The Politics of Dissatisfaction: Citizens, Services, and Urban Institutions is destined to be a classic in public administration and public policy; it makes major theoretical and empirical contributions to the literature in both fields. It is a rigorous empirical attempt to assess the public choice view of citizenship and local government.
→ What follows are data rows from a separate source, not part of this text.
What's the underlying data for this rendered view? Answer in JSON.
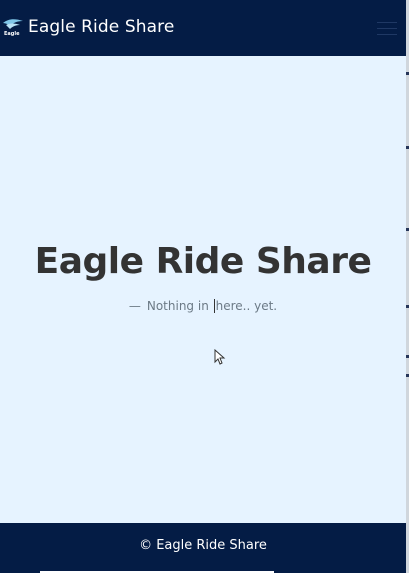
{
  "navbar": {
    "logo_text": "Eagle",
    "brand": "Eagle Ride Share",
    "menu_icon": "hamburger-menu-icon"
  },
  "hero": {
    "title": "Eagle Ride Share",
    "subtitle_dash": "—",
    "subtitle_part1": "Nothing in ",
    "subtitle_part2": "here.. yet."
  },
  "footer": {
    "copyright": "© Eagle Ride Share"
  },
  "colors": {
    "navbar_bg": "#041c45",
    "main_bg": "#e6f3ff",
    "title_color": "#333333",
    "subtitle_color": "#6c7a86"
  }
}
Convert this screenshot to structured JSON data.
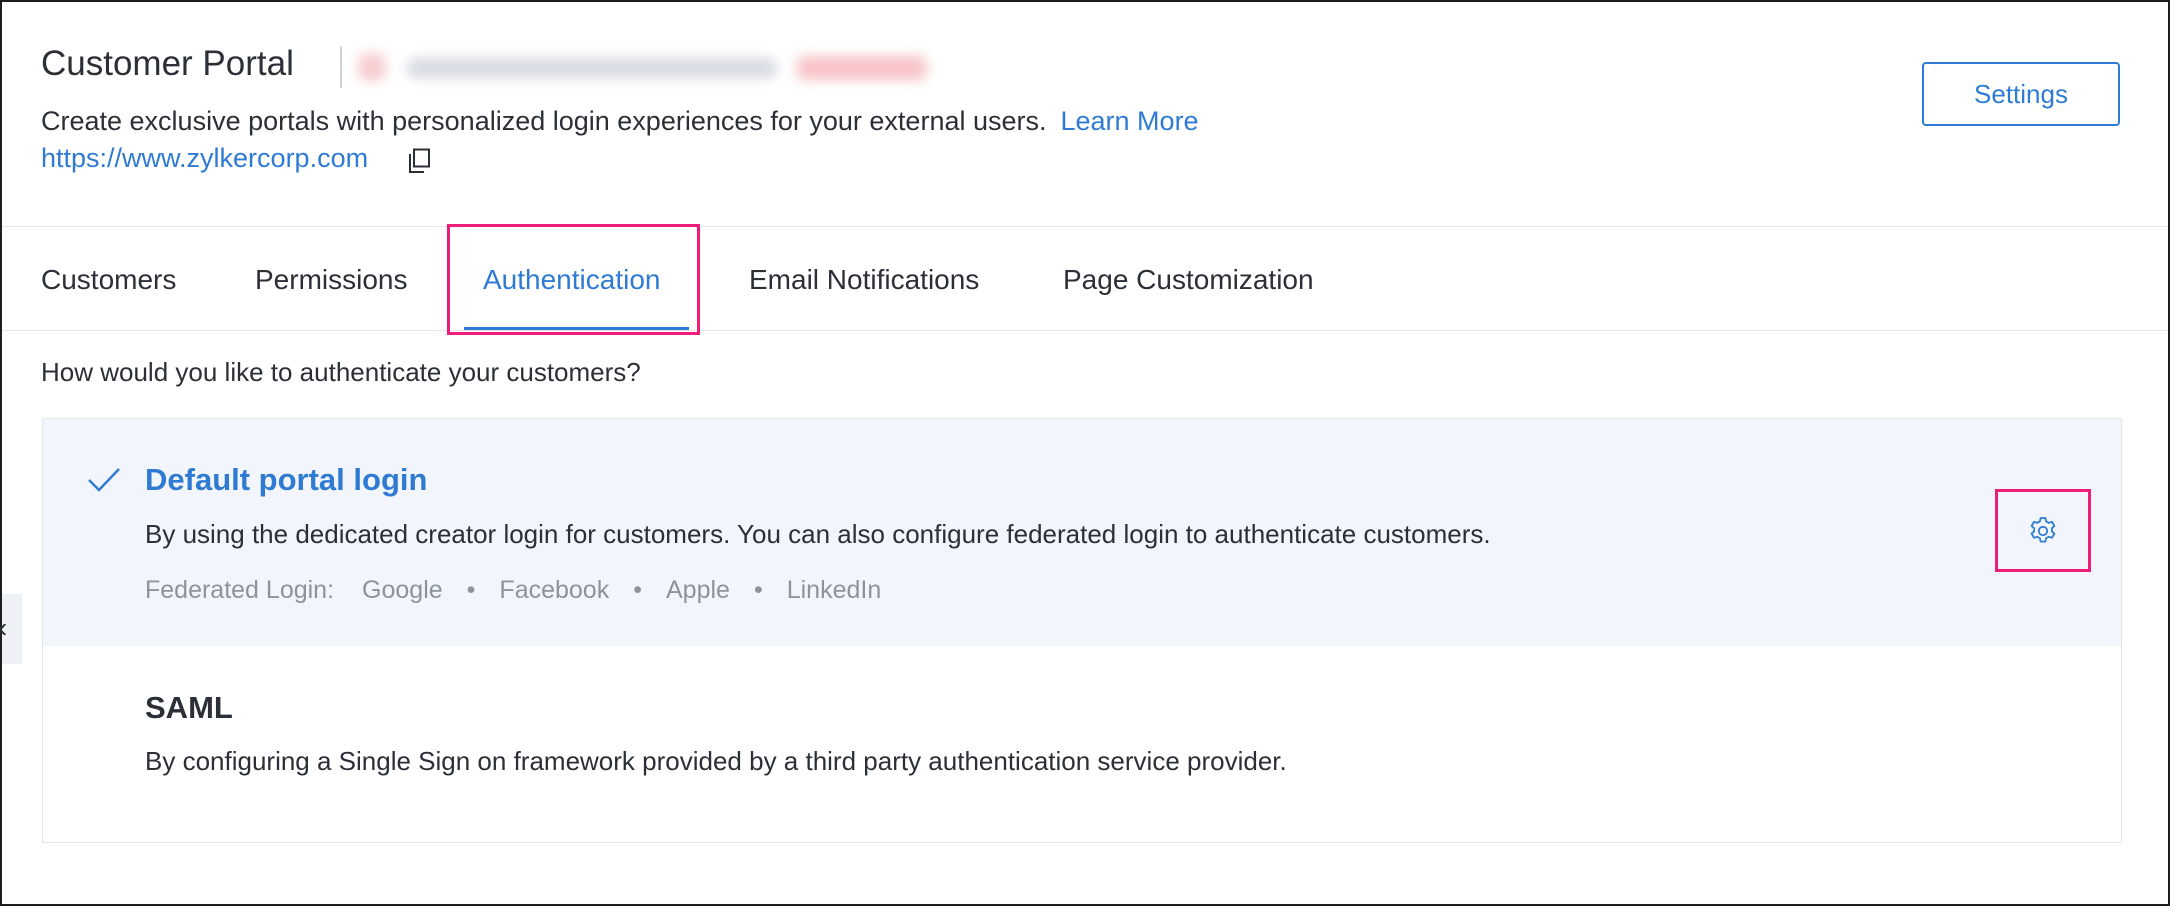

The research upon which this book is based was founded on conversations between two of its authors, W. E. Lyons and David Lowery, during the early 1980s.
1. Introduction: The Lexington and Louisville Study 2. The Sources of Citizen Satisfaction 3. Responding to Dissatisfaction: The EVLN Model 4. Testing the EVLN Model 5. A Closer Look at the Tiebout Model 6. Institutions and Citizen Attribution Error 7. Fragmentation and Suburban Ghettos 8. Citizenship in the Metropolis 9. Designing Urban Institutions